PROBLEM STATEMENT
An exact copy of every record is needed, with the pictures left out.
====== RECORDS SUPPLIED ======
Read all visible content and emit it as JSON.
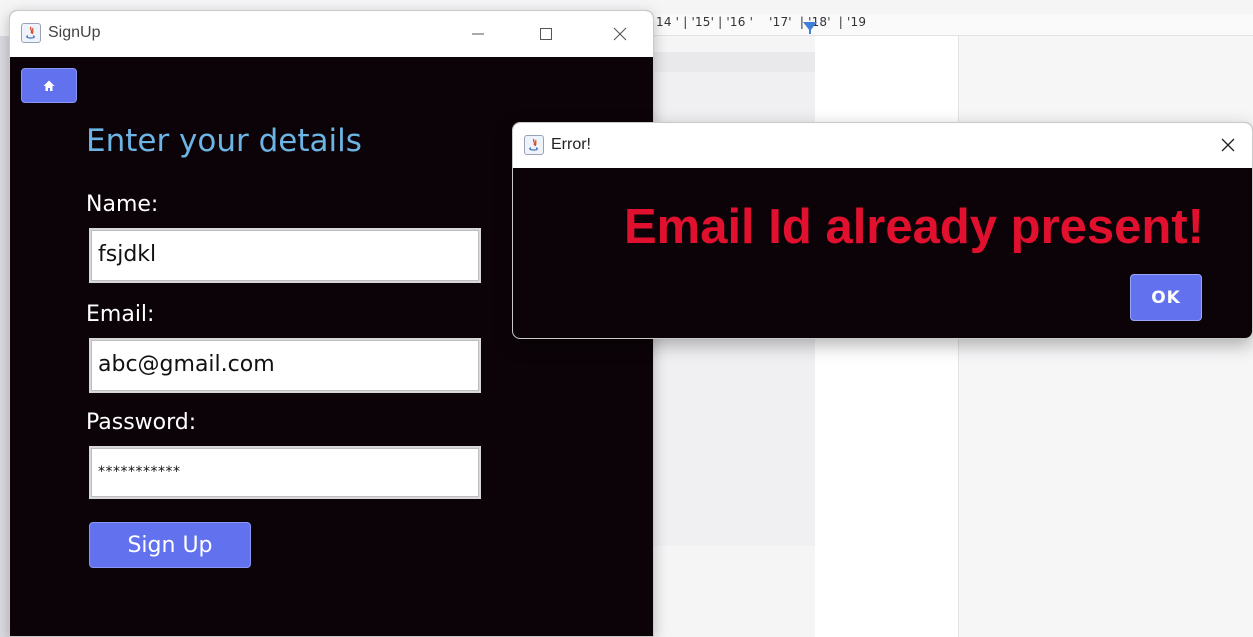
{
  "background": {
    "ruler_numbers": "14 ' | '15' | '16 '    '17'  | '18'  | '19"
  },
  "signup_window": {
    "title": "SignUp",
    "minimize_glyph": "—",
    "maximize_glyph": "☐",
    "close_glyph": "✕",
    "home_icon": "home-icon",
    "heading": "Enter your details",
    "name_label": "Name:",
    "name_value": "fsjdkl",
    "email_label": "Email:",
    "email_value": "abc@gmail.com",
    "password_label": "Password:",
    "password_value": "***********",
    "signup_button": "Sign Up"
  },
  "error_dialog": {
    "title": "Error!",
    "close_glyph": "✕",
    "message": "Email Id already present!",
    "ok_button": "OK",
    "message_color": "#e0102e"
  },
  "colors": {
    "accent": "#6272ef",
    "window_bg": "#0b0307",
    "heading": "#6cb4e4"
  }
}
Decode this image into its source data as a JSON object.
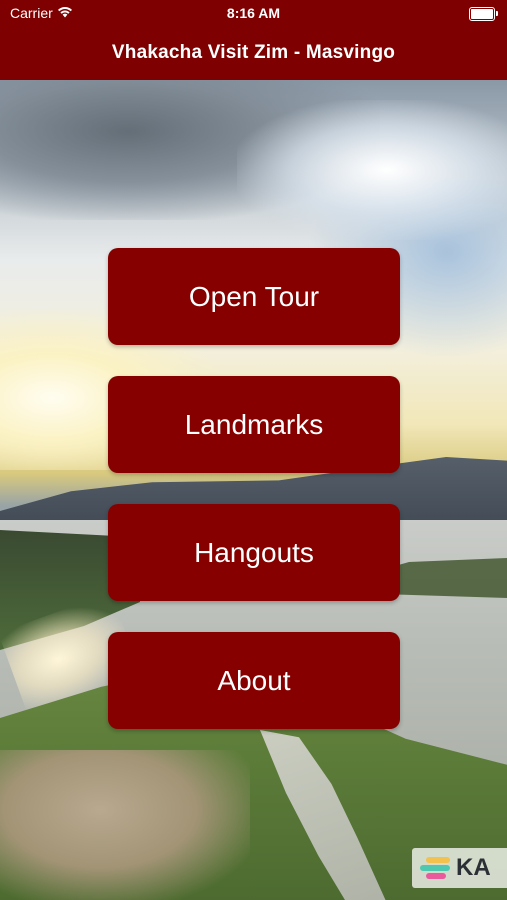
{
  "status_bar": {
    "carrier": "Carrier",
    "time": "8:16 AM"
  },
  "navbar": {
    "title": "Vhakacha Visit Zim - Masvingo"
  },
  "menu": {
    "items": [
      {
        "label": "Open Tour"
      },
      {
        "label": "Landmarks"
      },
      {
        "label": "Hangouts"
      },
      {
        "label": "About"
      }
    ]
  },
  "watermark": {
    "text": "KA",
    "icon": "kapwing-logo",
    "colors": [
      "#f2c14e",
      "#4ec9b0",
      "#e85a9c"
    ]
  },
  "colors": {
    "brand": "#7f0000",
    "button": "#860000",
    "text": "#ffffff"
  },
  "icons": {
    "wifi": "wifi-icon",
    "battery": "battery-icon"
  }
}
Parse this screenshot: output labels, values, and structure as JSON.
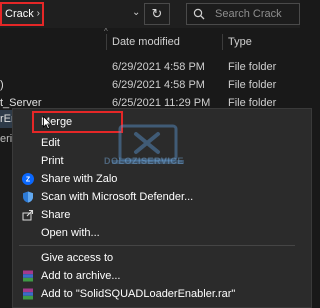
{
  "address": {
    "crumb": "Crack",
    "crumb_sep": "›",
    "search_placeholder": "Search Crack"
  },
  "columns": {
    "date": "Date modified",
    "type": "Type"
  },
  "files": [
    {
      "name": "",
      "date": "6/29/2021 4:58 PM",
      "type": "File folder"
    },
    {
      "name": ")",
      "date": "6/29/2021 4:58 PM",
      "type": "File folder"
    },
    {
      "name": "t_Server",
      "date": "6/25/2021 11:29 PM",
      "type": "File folder"
    }
  ],
  "behind": {
    "selected_name": "rEn",
    "next_name": "eria"
  },
  "menu": {
    "items": [
      {
        "label": "Merge"
      },
      {
        "label": "Edit"
      },
      {
        "label": "Print"
      },
      {
        "label": "Share with Zalo"
      },
      {
        "label": "Scan with Microsoft Defender..."
      },
      {
        "label": "Share"
      },
      {
        "label": "Open with..."
      },
      {
        "label": "Give access to"
      },
      {
        "label": "Add to archive..."
      },
      {
        "label": "Add to \"SolidSQUADLoaderEnabler.rar\""
      }
    ]
  },
  "watermark": {
    "text": "DOLOZISERVICE"
  },
  "colors": {
    "highlight": "#e52727",
    "accent": "#3a7bd5"
  }
}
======
EXPECTED ANSWER
Read all visible content and emit it as JSON.
{
  "background": {
    "ruler_numbers": "14 ' | '15' | '16 '    '17'  | '18'  | '19"
  },
  "signup_window": {
    "title": "SignUp",
    "minimize_glyph": "—",
    "maximize_glyph": "☐",
    "close_glyph": "✕",
    "home_icon": "home-icon",
    "heading": "Enter your details",
    "name_label": "Name:",
    "name_value": "fsjdkl",
    "email_label": "Email:",
    "email_value": "abc@gmail.com",
    "password_label": "Password:",
    "password_value": "***********",
    "signup_button": "Sign Up"
  },
  "error_dialog": {
    "title": "Error!",
    "close_glyph": "✕",
    "message": "Email Id already present!",
    "ok_button": "OK",
    "message_color": "#e0102e"
  },
  "colors": {
    "accent": "#6272ef",
    "window_bg": "#0b0307",
    "heading": "#6cb4e4"
  }
}
Decode this image into its source data as a JSON object.
{
  "status_bar": {
    "carrier": "Carrier",
    "time": "8:16 AM"
  },
  "navbar": {
    "title": "Vhakacha Visit Zim - Masvingo"
  },
  "menu": {
    "items": [
      {
        "label": "Open Tour"
      },
      {
        "label": "Landmarks"
      },
      {
        "label": "Hangouts"
      },
      {
        "label": "About"
      }
    ]
  },
  "watermark": {
    "text": "KA",
    "icon": "kapwing-logo",
    "colors": [
      "#f2c14e",
      "#4ec9b0",
      "#e85a9c"
    ]
  },
  "colors": {
    "brand": "#7f0000",
    "button": "#860000",
    "text": "#ffffff"
  },
  "icons": {
    "wifi": "wifi-icon",
    "battery": "battery-icon"
  }
}
Parse this screenshot: output labels, values, and structure as JSON.
{
  "address": {
    "crumb": "Crack",
    "crumb_sep": "›",
    "search_placeholder": "Search Crack"
  },
  "columns": {
    "date": "Date modified",
    "type": "Type"
  },
  "files": [
    {
      "name": "",
      "date": "6/29/2021 4:58 PM",
      "type": "File folder"
    },
    {
      "name": ")",
      "date": "6/29/2021 4:58 PM",
      "type": "File folder"
    },
    {
      "name": "t_Server",
      "date": "6/25/2021 11:29 PM",
      "type": "File folder"
    }
  ],
  "behind": {
    "selected_name": "rEn",
    "next_name": "eria"
  },
  "menu": {
    "items": [
      {
        "label": "Merge"
      },
      {
        "label": "Edit"
      },
      {
        "label": "Print"
      },
      {
        "label": "Share with Zalo"
      },
      {
        "label": "Scan with Microsoft Defender..."
      },
      {
        "label": "Share"
      },
      {
        "label": "Open with..."
      },
      {
        "label": "Give access to"
      },
      {
        "label": "Add to archive..."
      },
      {
        "label": "Add to \"SolidSQUADLoaderEnabler.rar\""
      }
    ]
  },
  "watermark": {
    "text": "DOLOZISERVICE"
  },
  "colors": {
    "highlight": "#e52727",
    "accent": "#3a7bd5"
  }
}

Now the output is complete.